During excavations of a unit on the south side of the Church, archaeologists encountered quite a few fragments of cut animal bones. These fragments show signs of being processed using a saw to cut the bones.
Prior to the arrival of the Spanish in San Antonio, and during the early portion of the mission period, much of the animal bone being processed for food were cut with knives using a “hacking” technique.
The knives would leave scars on the bone as well as uneven breaks. The use of butcher saws was common by the end of the mission period and throughout the remainder of the historic use of the site. The characteristics of the saw cut bone include the sharp edge of the cut and striation marks left on the bone from the saw.
These pictures show the saw cut edge of a large bone, likely from a cow, as well as smaller bones that likely represent cuts of meat like a ham steak.

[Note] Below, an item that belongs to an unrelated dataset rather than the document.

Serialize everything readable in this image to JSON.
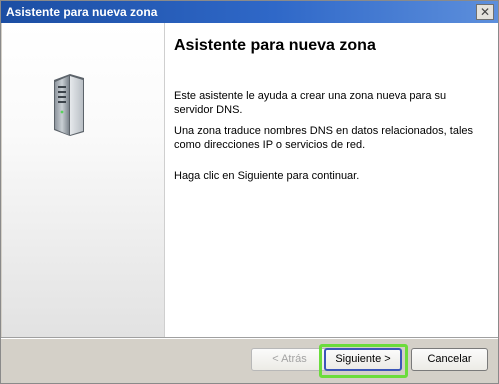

The smaller bone has visible evidence of the striation marks left by the saw.
Saw cut bone allows the archaeologists to record the different butchering methods used over the occupation of the site, as well as make inferences concerning the diets of the inhabitants.